A Work Breakdown Structure (WBS) is a hierarchical outline of the tasks required to complete a project. The WBS “breaks down” the structure of a project into manageable deliverables. Each deliverable is assigned a task, or series of tasks that can be further broken down into subtasks to meet the needs of the project.
The advantage of using a WBS as part of project lifecycle management is that is takes large, complex projects and breaks them into smaller, more manageable tasks that can be assigned to specific people or teams to deliver.
Purpose of the Work Breakdown Structure
The primary purpose of the WBS is too plan the schedule for the project. Each task duration is planned in conjunction with its required predecessors and following tasks. The WBS then provides an overall plan so that the project manager can see how the project should progress and manage the workflow appropriately.
Related: What is a Cost Breakdown Structure?
The parts of the WBS include:
- Tasks – a number, ID, title, and description of each task.
- Task Owner – who is responsible for completing the task.
- Task Dependency and Predecessors – linking two tasks together if one depends on the completion of the other.
- Start and Finish Date of Task – estimates the time each task will take and ultimately the entire project.
- Duration – how long will each task take on the calendar (usually number of days or hours).
- Work Estimate – how many hours/days of work are required to complete the task (combining all resource hours together if working in parallel).
- Task Status – whether each task is assigned to an owner/resource, started, in progress, late, complete, etc.
- Gantt Chart – a visualization of the WBS with tasks represented graphically over time.
Work Breakdown Structure Example
The WBS is a central component of Project Business Automation, as it acts as the primary schedule against which all other activities and system operations are executed.
See How the Work Breakdown Structure in PBA Works
Eliminate standalone project management applications and the overhead needed to manage them.
- Leverage the project schedule to accurately build a labor budget, time-phase earned value estimates, and generate cash flow projections
- Apply the timeline directly to MRP for production orders, and automatically constrain the schedule based on procurement or production delays
- Staff projects more efficiently and automatically feed status updates, issues and work estimates back to the schedule from the timesheet
- Evaluate cost to complete with real-time work estimates from the schedule
- Report on the financial impact of schedule changes immediately
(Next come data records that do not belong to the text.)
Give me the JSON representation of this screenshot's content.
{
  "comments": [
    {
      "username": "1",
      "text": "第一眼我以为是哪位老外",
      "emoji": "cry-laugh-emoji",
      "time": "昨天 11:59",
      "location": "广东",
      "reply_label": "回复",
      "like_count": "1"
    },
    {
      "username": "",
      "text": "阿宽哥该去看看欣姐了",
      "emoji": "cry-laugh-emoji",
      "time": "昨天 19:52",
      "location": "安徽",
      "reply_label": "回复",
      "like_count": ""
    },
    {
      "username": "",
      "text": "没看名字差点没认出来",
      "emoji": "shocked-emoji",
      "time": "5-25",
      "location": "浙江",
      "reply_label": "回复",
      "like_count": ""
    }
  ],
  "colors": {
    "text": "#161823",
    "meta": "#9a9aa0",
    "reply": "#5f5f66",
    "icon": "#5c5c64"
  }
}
To learn how a WBS should be integrated into the rest of your project processes and systems, Download the Project Business Automation Blueprint. It is the definitive guide to creating a comprehensive business system for your Project Business that ties together your project operations and financials seamlessly.
The Difference Between WBS and CBS
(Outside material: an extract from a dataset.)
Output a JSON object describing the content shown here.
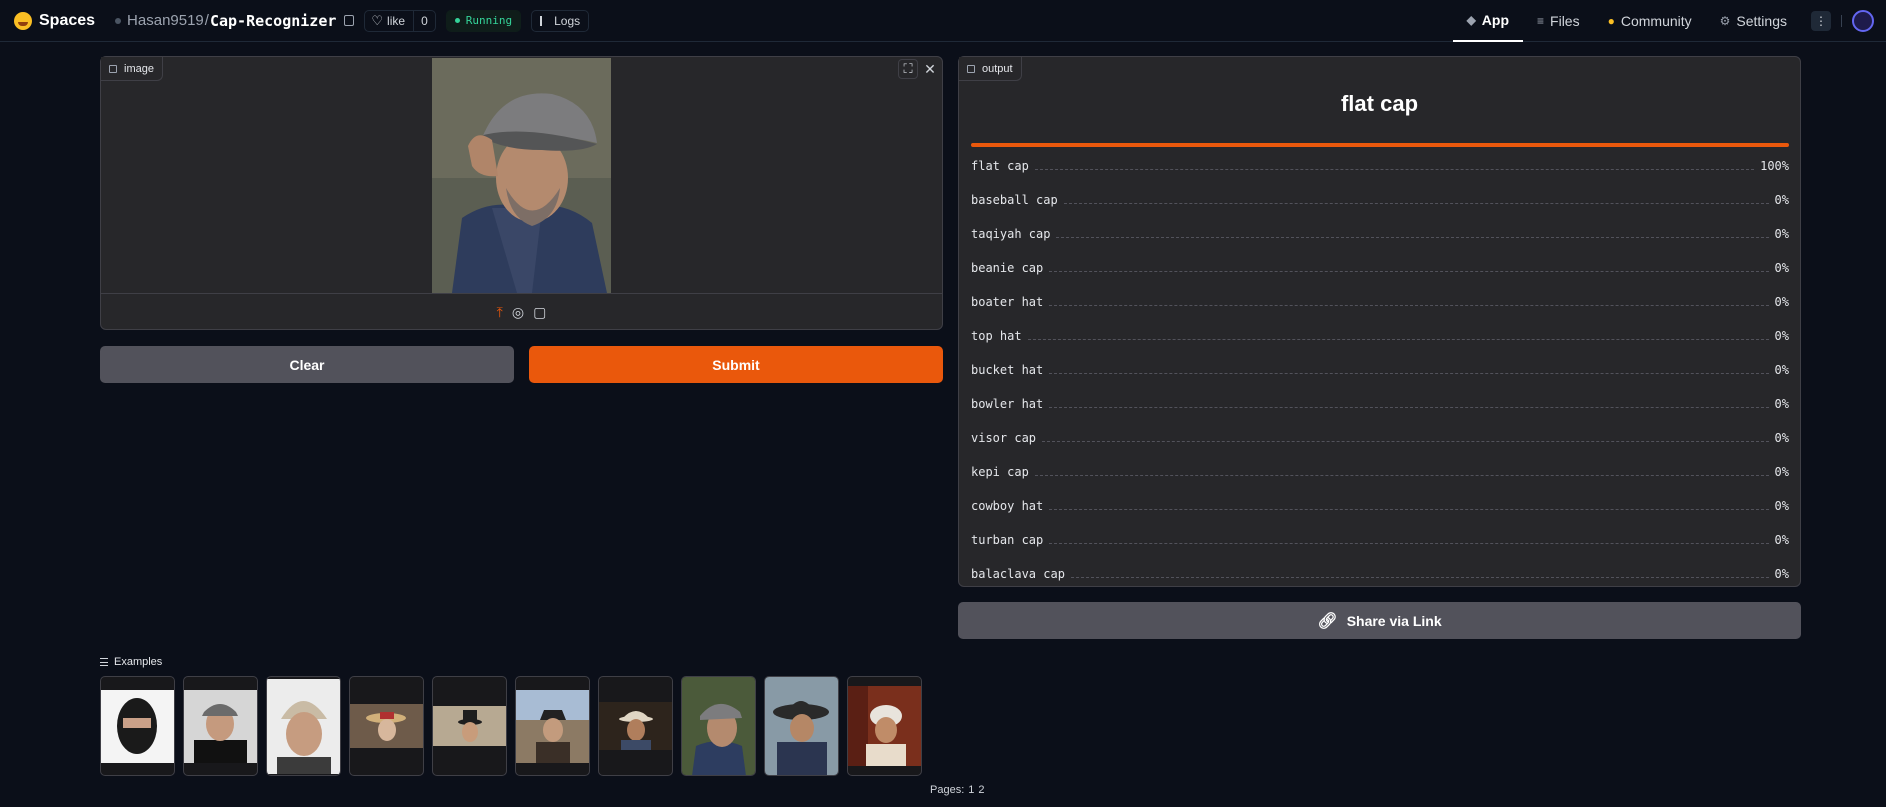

The WBS is an operational plan – what work will be done, how it will be completed and on what schedule. The Cost Breakdown Structure (CBS) is the financial plan of the project. Many companies use the WBS as their financial plan as well. However, this approach often leads to financial problems with the project. The WBS is far to granular to be able to manage costs effectively. Or, it can be far to general to get the right cost details and apply them to the appropriate general ledger areas.
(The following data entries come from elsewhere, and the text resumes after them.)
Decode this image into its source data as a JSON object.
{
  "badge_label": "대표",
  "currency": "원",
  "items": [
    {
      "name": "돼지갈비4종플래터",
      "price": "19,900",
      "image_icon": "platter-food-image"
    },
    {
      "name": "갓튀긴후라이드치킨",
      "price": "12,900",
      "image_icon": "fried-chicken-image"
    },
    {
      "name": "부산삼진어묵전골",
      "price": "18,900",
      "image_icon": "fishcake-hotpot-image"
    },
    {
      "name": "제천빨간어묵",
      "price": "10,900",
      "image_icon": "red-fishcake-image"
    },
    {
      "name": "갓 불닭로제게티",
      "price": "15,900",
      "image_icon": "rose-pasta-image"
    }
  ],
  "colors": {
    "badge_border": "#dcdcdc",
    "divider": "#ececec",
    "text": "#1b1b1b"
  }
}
The CBS is the answer. The CBS is linked to the WBS, but allows for a complete breakdown of the project for financial purposes, which enables effective project cost control and earned value analysis.